:: TASK DETAILS ::
Line by line, copy out the data below exactly.

:: Excerpts from an interface dataset ::
************

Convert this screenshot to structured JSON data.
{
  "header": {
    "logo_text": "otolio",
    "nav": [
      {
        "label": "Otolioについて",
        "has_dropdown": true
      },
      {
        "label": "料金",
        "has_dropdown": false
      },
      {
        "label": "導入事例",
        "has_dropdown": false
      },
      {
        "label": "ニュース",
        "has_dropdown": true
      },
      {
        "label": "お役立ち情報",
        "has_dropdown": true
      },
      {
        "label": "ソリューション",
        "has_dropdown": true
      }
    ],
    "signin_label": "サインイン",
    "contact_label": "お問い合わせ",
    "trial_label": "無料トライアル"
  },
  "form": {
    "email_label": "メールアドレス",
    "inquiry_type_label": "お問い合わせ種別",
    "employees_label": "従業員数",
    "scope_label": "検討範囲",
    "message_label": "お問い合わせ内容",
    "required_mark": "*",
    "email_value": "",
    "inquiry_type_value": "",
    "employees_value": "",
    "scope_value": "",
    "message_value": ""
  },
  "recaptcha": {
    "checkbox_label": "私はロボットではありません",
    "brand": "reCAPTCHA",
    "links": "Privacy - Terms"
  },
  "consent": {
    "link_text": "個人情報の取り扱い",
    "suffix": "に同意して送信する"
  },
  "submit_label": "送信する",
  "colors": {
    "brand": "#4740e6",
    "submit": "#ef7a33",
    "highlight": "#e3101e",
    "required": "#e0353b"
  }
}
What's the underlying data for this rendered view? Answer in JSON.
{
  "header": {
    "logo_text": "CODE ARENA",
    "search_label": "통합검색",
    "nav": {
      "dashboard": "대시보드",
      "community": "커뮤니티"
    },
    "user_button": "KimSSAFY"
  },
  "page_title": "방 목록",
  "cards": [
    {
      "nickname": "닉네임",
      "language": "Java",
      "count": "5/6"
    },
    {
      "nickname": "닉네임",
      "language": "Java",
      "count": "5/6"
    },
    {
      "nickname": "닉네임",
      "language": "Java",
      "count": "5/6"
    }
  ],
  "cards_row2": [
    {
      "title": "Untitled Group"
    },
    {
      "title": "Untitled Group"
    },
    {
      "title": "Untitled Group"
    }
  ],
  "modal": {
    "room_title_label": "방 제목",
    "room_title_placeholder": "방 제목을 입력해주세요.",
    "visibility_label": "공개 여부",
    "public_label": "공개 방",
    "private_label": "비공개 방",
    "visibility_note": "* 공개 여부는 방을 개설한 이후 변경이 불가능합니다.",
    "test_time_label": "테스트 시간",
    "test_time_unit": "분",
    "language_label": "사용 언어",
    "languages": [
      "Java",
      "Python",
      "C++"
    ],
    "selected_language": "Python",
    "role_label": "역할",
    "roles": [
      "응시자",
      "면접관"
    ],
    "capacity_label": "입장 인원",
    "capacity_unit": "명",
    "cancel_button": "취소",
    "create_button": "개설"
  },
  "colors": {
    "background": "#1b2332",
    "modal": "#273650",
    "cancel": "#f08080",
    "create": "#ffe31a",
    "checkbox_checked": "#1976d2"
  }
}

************

:: THE COMPLETED TASK ::
Convert this screenshot to structured JSON data.
{
  "header": {
    "logo_text": "otolio",
    "nav": [
      {
        "label": "Otolioについて",
        "has_dropdown": true
      },
      {
        "label": "料金",
        "has_dropdown": false
      },
      {
        "label": "導入事例",
        "has_dropdown": false
      },
      {
        "label": "ニュース",
        "has_dropdown": true
      },
      {
        "label": "お役立ち情報",
        "has_dropdown": true
      },
      {
        "label": "ソリューション",
        "has_dropdown": true
      }
    ],
    "signin_label": "サインイン",
    "contact_label": "お問い合わせ",
    "trial_label": "無料トライアル"
  },
  "form": {
    "email_label": "メールアドレス",
    "inquiry_type_label": "お問い合わせ種別",
    "employees_label": "従業員数",
    "scope_label": "検討範囲",
    "message_label": "お問い合わせ内容",
    "required_mark": "*",
    "email_value": "",
    "inquiry_type_value": "",
    "employees_value": "",
    "scope_value": "",
    "message_value": ""
  },
  "recaptcha": {
    "checkbox_label": "私はロボットではありません",
    "brand": "reCAPTCHA",
    "links": "Privacy - Terms"
  },
  "consent": {
    "link_text": "個人情報の取り扱い",
    "suffix": "に同意して送信する"
  },
  "submit_label": "送信する",
  "colors": {
    "brand": "#4740e6",
    "submit": "#ef7a33",
    "highlight": "#e3101e",
    "required": "#e0353b"
  }
}
What's the underlying data for this rendered view? Answer in JSON.
{
  "header": {
    "logo_text": "CODE ARENA",
    "search_label": "통합검색",
    "nav": {
      "dashboard": "대시보드",
      "community": "커뮤니티"
    },
    "user_button": "KimSSAFY"
  },
  "page_title": "방 목록",
  "cards": [
    {
      "nickname": "닉네임",
      "language": "Java",
      "count": "5/6"
    },
    {
      "nickname": "닉네임",
      "language": "Java",
      "count": "5/6"
    },
    {
      "nickname": "닉네임",
      "language": "Java",
      "count": "5/6"
    }
  ],
  "cards_row2": [
    {
      "title": "Untitled Group"
    },
    {
      "title": "Untitled Group"
    },
    {
      "title": "Untitled Group"
    }
  ],
  "modal": {
    "room_title_label": "방 제목",
    "room_title_placeholder": "방 제목을 입력해주세요.",
    "visibility_label": "공개 여부",
    "public_label": "공개 방",
    "private_label": "비공개 방",
    "visibility_note": "* 공개 여부는 방을 개설한 이후 변경이 불가능합니다.",
    "test_time_label": "테스트 시간",
    "test_time_unit": "분",
    "language_label": "사용 언어",
    "languages": [
      "Java",
      "Python",
      "C++"
    ],
    "selected_language": "Python",
    "role_label": "역할",
    "roles": [
      "응시자",
      "면접관"
    ],
    "capacity_label": "입장 인원",
    "capacity_unit": "명",
    "cancel_button": "취소",
    "create_button": "개설"
  },
  "colors": {
    "background": "#1b2332",
    "modal": "#273650",
    "cancel": "#f08080",
    "create": "#ffe31a",
    "checkbox_checked": "#1976d2"
  }
}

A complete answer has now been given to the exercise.